OSU students designed and manufactured solar panels that are being used during Space Shuttle Atlantis' current mission.
News on 6 reporter Chris Wright has more on a very unique project.
The space shuttle Atlantis arrived at the International Space Station Monday with the OSU-designed solar panels. Astronauts will use those panels to teach kids across the country about solar power.
After several delays, Atlantis finally took to the skies this past weekend. During their mission, astronauts will install a city-bus-sized set of solar panels that will generate power for the International Space Station.
To explain their mission, the astronauts also wanted to bring along replicas of the panels. And that's where Oklahoma State came in. Junior Mechanical Engineering Technology major Aaron Bookout made the replicas. "It was really interesting to see it through the whole design process, to design it and manufacture it."
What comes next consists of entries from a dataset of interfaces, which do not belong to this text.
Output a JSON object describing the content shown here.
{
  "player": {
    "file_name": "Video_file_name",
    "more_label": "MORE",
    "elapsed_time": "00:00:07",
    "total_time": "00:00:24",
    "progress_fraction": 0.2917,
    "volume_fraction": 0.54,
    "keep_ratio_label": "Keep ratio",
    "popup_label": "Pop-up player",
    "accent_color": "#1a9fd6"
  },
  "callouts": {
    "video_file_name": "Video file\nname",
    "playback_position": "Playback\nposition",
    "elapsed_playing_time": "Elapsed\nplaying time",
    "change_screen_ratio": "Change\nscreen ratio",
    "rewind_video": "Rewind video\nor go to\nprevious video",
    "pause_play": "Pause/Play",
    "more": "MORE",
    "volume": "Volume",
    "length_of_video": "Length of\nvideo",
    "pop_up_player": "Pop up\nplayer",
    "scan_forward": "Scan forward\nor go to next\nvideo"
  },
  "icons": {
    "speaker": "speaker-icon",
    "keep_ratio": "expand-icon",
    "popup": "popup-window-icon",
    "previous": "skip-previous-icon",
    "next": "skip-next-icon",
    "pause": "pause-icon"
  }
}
Space shuttle pilot Chris Ferguson will use the solar panel while conducting classes from the space station. Mechanical Engineering professor Warren Lewis: "he's going to be conducting experiments and televising them back to the NASA schools, they'll be doing similar experiments and tests on earth and comparing them to what he's done."
The middle schoolers taking part in the experiments also needed solar panel replicas, so Aaron and his fellow engineering students made more. OSU students manufactured 260 of these solar panels, which were then distributed to classrooms across the country.
OSU says the NASA project could mean big things for its growing Mechanical Engineering Technology program. Warren Lewis: "It's one of the first major projects we've achieved and done, it's really a neat venture for our students. Where do we go from here, that's the big question."
As for Aaron Bookout, he says he plans to monitor Atlantis' mission closely, and pay special attention to his cargo. "It's a little surreal, sometimes it doesn't sink in and it's just very interesting." Aaron Bookout says he had a great time making the solar panels, and has actually kept in touch with astronaut Chris Ferguson via e-mail. But he's actually not interested in one day working for NASA; he says he wants to design tools after he graduates.